*** Opening of Dataset content ***

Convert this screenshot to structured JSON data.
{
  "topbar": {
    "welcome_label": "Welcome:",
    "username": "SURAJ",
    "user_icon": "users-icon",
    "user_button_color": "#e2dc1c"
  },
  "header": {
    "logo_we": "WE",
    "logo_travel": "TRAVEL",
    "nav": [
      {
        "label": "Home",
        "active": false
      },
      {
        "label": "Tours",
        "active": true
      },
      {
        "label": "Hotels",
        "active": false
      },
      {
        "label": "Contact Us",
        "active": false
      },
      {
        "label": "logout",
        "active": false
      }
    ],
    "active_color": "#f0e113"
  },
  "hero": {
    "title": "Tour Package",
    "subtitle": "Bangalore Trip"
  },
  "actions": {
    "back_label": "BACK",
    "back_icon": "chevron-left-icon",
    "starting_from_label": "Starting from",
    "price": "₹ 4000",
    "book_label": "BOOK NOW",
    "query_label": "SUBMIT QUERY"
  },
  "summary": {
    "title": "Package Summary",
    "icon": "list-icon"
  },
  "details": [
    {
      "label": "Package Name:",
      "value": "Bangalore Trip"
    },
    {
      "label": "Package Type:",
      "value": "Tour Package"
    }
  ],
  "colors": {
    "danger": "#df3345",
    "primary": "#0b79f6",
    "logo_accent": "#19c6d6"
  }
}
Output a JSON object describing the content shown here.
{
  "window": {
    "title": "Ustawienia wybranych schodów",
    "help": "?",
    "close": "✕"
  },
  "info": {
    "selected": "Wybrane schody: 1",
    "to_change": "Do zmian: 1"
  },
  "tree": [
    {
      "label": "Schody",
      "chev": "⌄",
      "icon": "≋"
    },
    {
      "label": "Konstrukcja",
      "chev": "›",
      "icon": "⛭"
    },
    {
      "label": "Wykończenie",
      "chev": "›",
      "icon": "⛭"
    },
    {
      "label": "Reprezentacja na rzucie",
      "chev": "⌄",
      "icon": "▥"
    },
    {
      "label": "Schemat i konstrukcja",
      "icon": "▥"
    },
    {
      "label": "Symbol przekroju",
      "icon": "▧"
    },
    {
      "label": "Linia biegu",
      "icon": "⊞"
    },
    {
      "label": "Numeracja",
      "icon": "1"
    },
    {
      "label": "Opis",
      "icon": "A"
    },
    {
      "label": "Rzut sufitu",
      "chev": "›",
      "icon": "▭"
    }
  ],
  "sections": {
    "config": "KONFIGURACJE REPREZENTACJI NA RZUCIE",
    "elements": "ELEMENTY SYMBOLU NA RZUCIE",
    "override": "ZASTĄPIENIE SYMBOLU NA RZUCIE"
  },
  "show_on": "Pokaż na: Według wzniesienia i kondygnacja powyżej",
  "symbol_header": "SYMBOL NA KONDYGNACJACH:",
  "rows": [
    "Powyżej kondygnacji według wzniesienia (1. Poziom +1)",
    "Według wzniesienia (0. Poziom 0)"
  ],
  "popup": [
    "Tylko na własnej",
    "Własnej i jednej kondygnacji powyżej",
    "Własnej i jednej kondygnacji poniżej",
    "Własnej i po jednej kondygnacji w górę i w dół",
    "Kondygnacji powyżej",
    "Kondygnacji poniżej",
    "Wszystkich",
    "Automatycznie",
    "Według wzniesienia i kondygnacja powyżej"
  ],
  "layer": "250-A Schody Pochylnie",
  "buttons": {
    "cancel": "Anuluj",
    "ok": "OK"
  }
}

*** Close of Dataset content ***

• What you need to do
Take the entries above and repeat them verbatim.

• Completed exercise
Convert this screenshot to structured JSON data.
{
  "topbar": {
    "welcome_label": "Welcome:",
    "username": "SURAJ",
    "user_icon": "users-icon",
    "user_button_color": "#e2dc1c"
  },
  "header": {
    "logo_we": "WE",
    "logo_travel": "TRAVEL",
    "nav": [
      {
        "label": "Home",
        "active": false
      },
      {
        "label": "Tours",
        "active": true
      },
      {
        "label": "Hotels",
        "active": false
      },
      {
        "label": "Contact Us",
        "active": false
      },
      {
        "label": "logout",
        "active": false
      }
    ],
    "active_color": "#f0e113"
  },
  "hero": {
    "title": "Tour Package",
    "subtitle": "Bangalore Trip"
  },
  "actions": {
    "back_label": "BACK",
    "back_icon": "chevron-left-icon",
    "starting_from_label": "Starting from",
    "price": "₹ 4000",
    "book_label": "BOOK NOW",
    "query_label": "SUBMIT QUERY"
  },
  "summary": {
    "title": "Package Summary",
    "icon": "list-icon"
  },
  "details": [
    {
      "label": "Package Name:",
      "value": "Bangalore Trip"
    },
    {
      "label": "Package Type:",
      "value": "Tour Package"
    }
  ],
  "colors": {
    "danger": "#df3345",
    "primary": "#0b79f6",
    "logo_accent": "#19c6d6"
  }
}
Output a JSON object describing the content shown here.
{
  "window": {
    "title": "Ustawienia wybranych schodów",
    "help": "?",
    "close": "✕"
  },
  "info": {
    "selected": "Wybrane schody: 1",
    "to_change": "Do zmian: 1"
  },
  "tree": [
    {
      "label": "Schody",
      "chev": "⌄",
      "icon": "≋"
    },
    {
      "label": "Konstrukcja",
      "chev": "›",
      "icon": "⛭"
    },
    {
      "label": "Wykończenie",
      "chev": "›",
      "icon": "⛭"
    },
    {
      "label": "Reprezentacja na rzucie",
      "chev": "⌄",
      "icon": "▥"
    },
    {
      "label": "Schemat i konstrukcja",
      "icon": "▥"
    },
    {
      "label": "Symbol przekroju",
      "icon": "▧"
    },
    {
      "label": "Linia biegu",
      "icon": "⊞"
    },
    {
      "label": "Numeracja",
      "icon": "1"
    },
    {
      "label": "Opis",
      "icon": "A"
    },
    {
      "label": "Rzut sufitu",
      "chev": "›",
      "icon": "▭"
    }
  ],
  "sections": {
    "config": "KONFIGURACJE REPREZENTACJI NA RZUCIE",
    "elements": "ELEMENTY SYMBOLU NA RZUCIE",
    "override": "ZASTĄPIENIE SYMBOLU NA RZUCIE"
  },
  "show_on": "Pokaż na: Według wzniesienia i kondygnacja powyżej",
  "symbol_header": "SYMBOL NA KONDYGNACJACH:",
  "rows": [
    "Powyżej kondygnacji według wzniesienia (1. Poziom +1)",
    "Według wzniesienia (0. Poziom 0)"
  ],
  "popup": [
    "Tylko na własnej",
    "Własnej i jednej kondygnacji powyżej",
    "Własnej i jednej kondygnacji poniżej",
    "Własnej i po jednej kondygnacji w górę i w dół",
    "Kondygnacji powyżej",
    "Kondygnacji poniżej",
    "Wszystkich",
    "Automatycznie",
    "Według wzniesienia i kondygnacja powyżej"
  ],
  "layer": "250-A Schody Pochylnie",
  "buttons": {
    "cancel": "Anuluj",
    "ok": "OK"
  }
}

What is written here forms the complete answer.